## WHAT THE TASK ASKS
Give back the listing in full and exactly, leaving out the images.

+ + +

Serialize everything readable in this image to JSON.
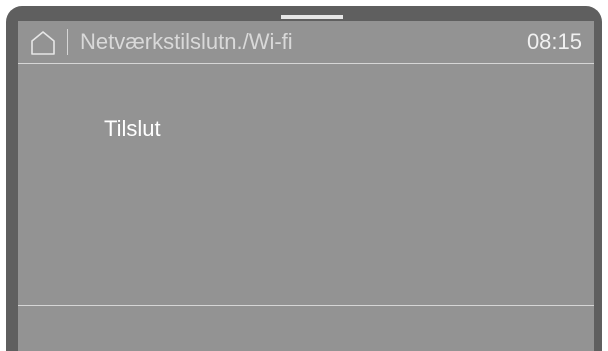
{
  "header": {
    "title": "Netværkstilslutn./Wi-fi",
    "time": "08:15"
  },
  "menu": {
    "items": [
      {
        "label": "Tilslut"
      }
    ]
  },
  "colors": {
    "screen_bg": "#939393",
    "frame": "#5f5f5f",
    "header_text": "#d9d9d9",
    "item_text": "#ffffff"
  }
}
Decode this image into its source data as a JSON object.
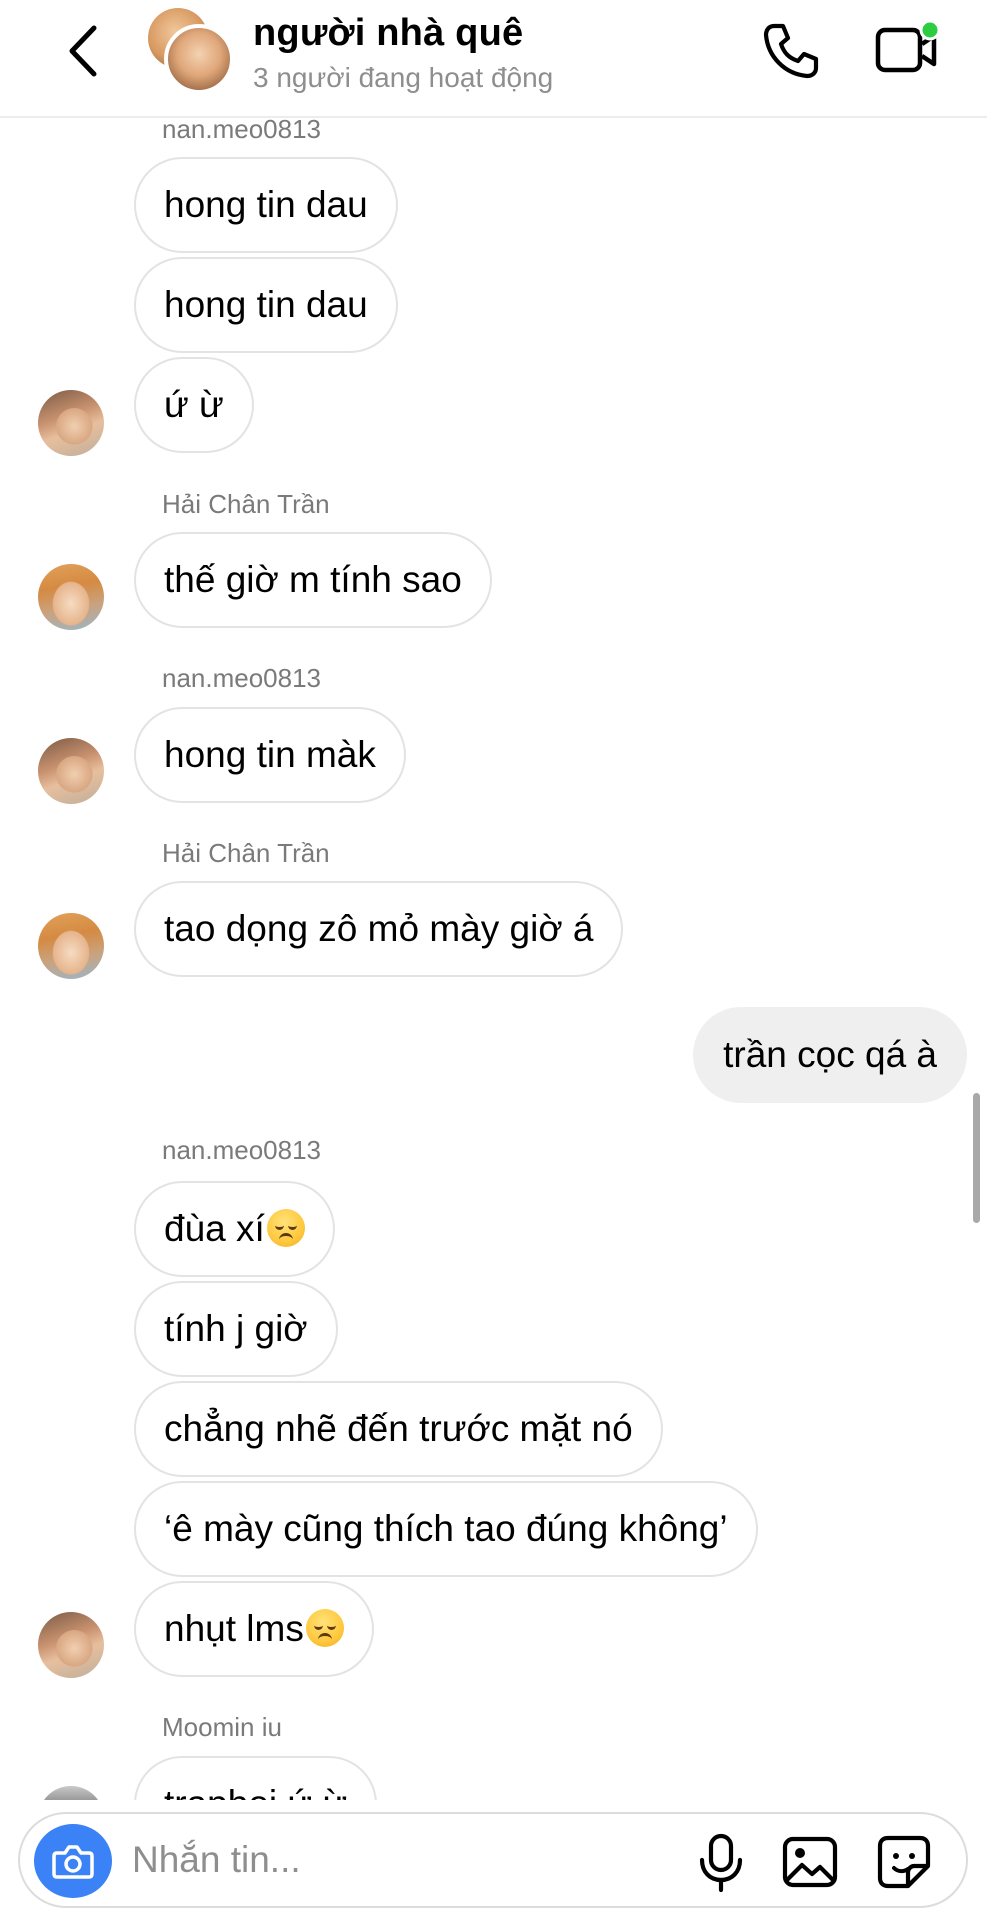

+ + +

## EXPECTED ANSWER
Serialize everything readable in this image to JSON.
{
  "header": {
    "title": "Netværkstilslutn./Wi-fi",
    "time": "08:15"
  },
  "menu": {
    "items": [
      {
        "label": "Tilslut"
      }
    ]
  },
  "colors": {
    "screen_bg": "#939393",
    "frame": "#5f5f5f",
    "header_text": "#d9d9d9",
    "item_text": "#ffffff"
  }
}
Decode this image into its source data as a JSON object.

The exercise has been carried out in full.